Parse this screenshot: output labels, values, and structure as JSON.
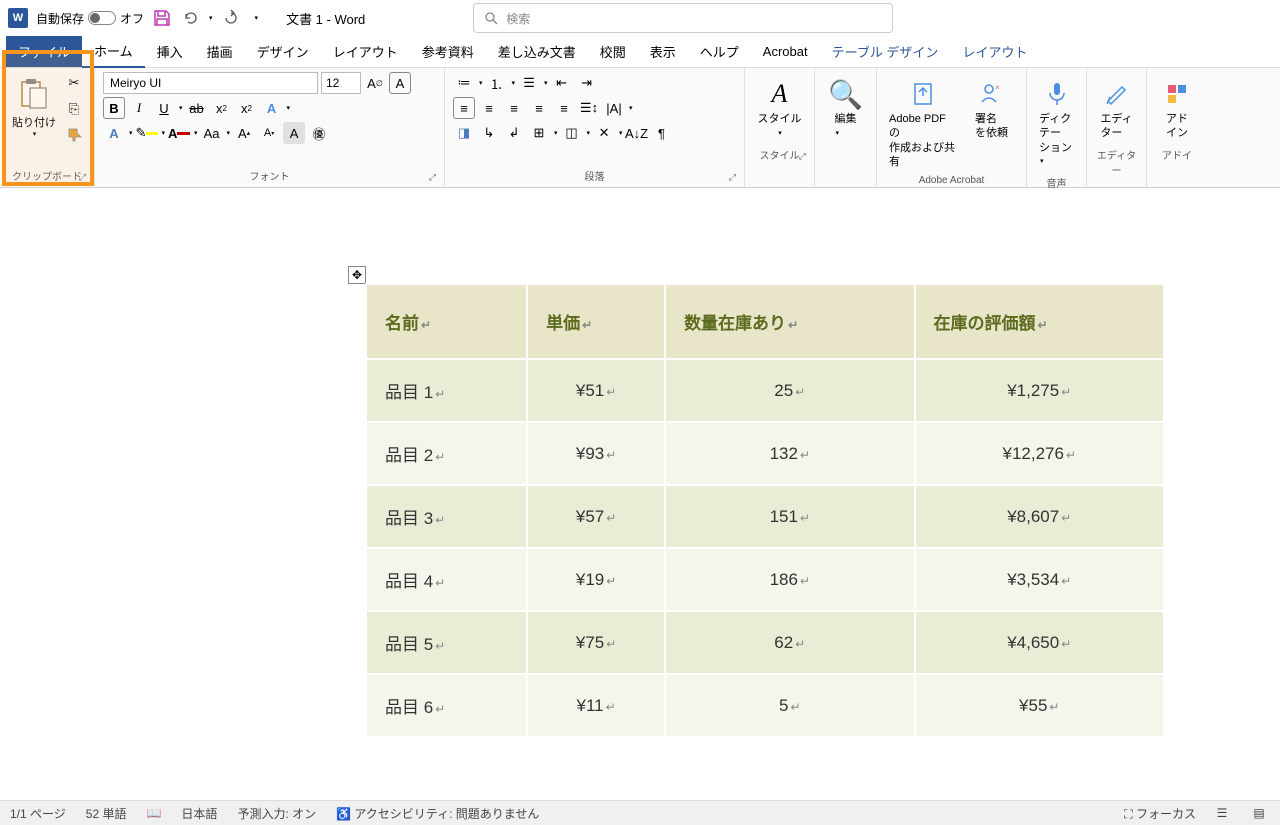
{
  "title_bar": {
    "autosave_label": "自動保存",
    "autosave_state": "オフ",
    "doc_title": "文書 1  -  Word",
    "search_placeholder": "検索"
  },
  "tabs": {
    "file": "ファイル",
    "home": "ホーム",
    "insert": "挿入",
    "draw": "描画",
    "design": "デザイン",
    "layout": "レイアウト",
    "references": "参考資料",
    "mailings": "差し込み文書",
    "review": "校閲",
    "view": "表示",
    "help": "ヘルプ",
    "acrobat": "Acrobat",
    "table_design": "テーブル デザイン",
    "table_layout": "レイアウト"
  },
  "ribbon": {
    "clipboard": {
      "paste": "貼り付け",
      "label": "クリップボード"
    },
    "font": {
      "name": "Meiryo UI",
      "size": "12",
      "label": "フォント"
    },
    "paragraph": {
      "label": "段落"
    },
    "styles": {
      "btn": "スタイル",
      "label": "スタイル"
    },
    "editing": {
      "btn": "編集"
    },
    "acrobat": {
      "pdf1": "Adobe PDF の",
      "pdf2": "作成および共有",
      "sign1": "署名",
      "sign2": "を依頼",
      "label": "Adobe Acrobat"
    },
    "voice": {
      "btn1": "ディクテー",
      "btn2": "ション",
      "label": "音声"
    },
    "editor": {
      "btn1": "エディ",
      "btn2": "ター",
      "label": "エディター"
    },
    "addins": {
      "btn1": "アド",
      "btn2": "イン",
      "label": "アドイ"
    }
  },
  "table": {
    "headers": [
      "名前",
      "単価",
      "数量在庫あり",
      "在庫の評価額"
    ],
    "rows": [
      [
        "品目 1",
        "¥51",
        "25",
        "¥1,275"
      ],
      [
        "品目 2",
        "¥93",
        "132",
        "¥12,276"
      ],
      [
        "品目 3",
        "¥57",
        "151",
        "¥8,607"
      ],
      [
        "品目 4",
        "¥19",
        "186",
        "¥3,534"
      ],
      [
        "品目 5",
        "¥75",
        "62",
        "¥4,650"
      ],
      [
        "品目 6",
        "¥11",
        "5",
        "¥55"
      ]
    ]
  },
  "status": {
    "page": "1/1 ページ",
    "words": "52 単語",
    "lang": "日本語",
    "predict": "予測入力: オン",
    "a11y": "アクセシビリティ: 問題ありません",
    "focus": "フォーカス"
  }
}
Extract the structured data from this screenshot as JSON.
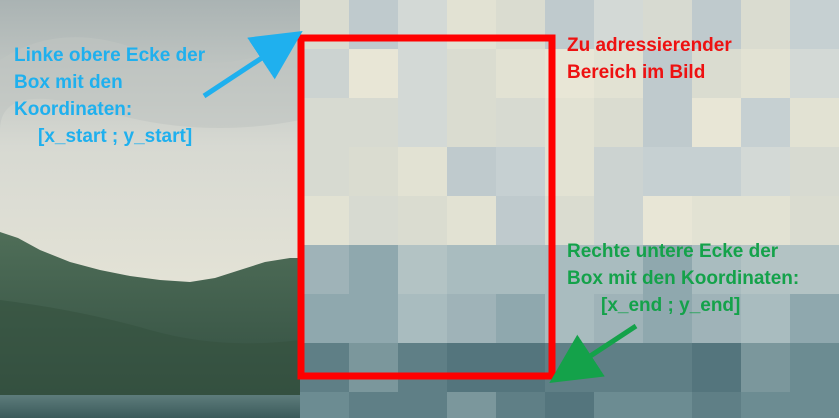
{
  "colors": {
    "box": "#ff0000",
    "top_left_label": "#1fb0ee",
    "region_label": "#ee1111",
    "bottom_right_label": "#14a24a",
    "top_left_arrow": "#1fb0ee",
    "bottom_right_arrow": "#14a24a"
  },
  "annotations": {
    "top_left": {
      "lines": [
        "Linke obere Ecke der",
        "Box mit den",
        "Koordinaten:",
        "[x_start ; y_start]"
      ]
    },
    "region": {
      "lines": [
        "Zu adressierender",
        "Bereich im Bild"
      ]
    },
    "bottom_right": {
      "lines": [
        "Rechte untere Ecke der",
        "Box mit den Koordinaten:",
        "[x_end ; y_end]"
      ]
    }
  }
}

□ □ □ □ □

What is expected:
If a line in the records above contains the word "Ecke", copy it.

Exercise response:
        "Linke obere Ecke der",
        "Rechte untere Ecke der",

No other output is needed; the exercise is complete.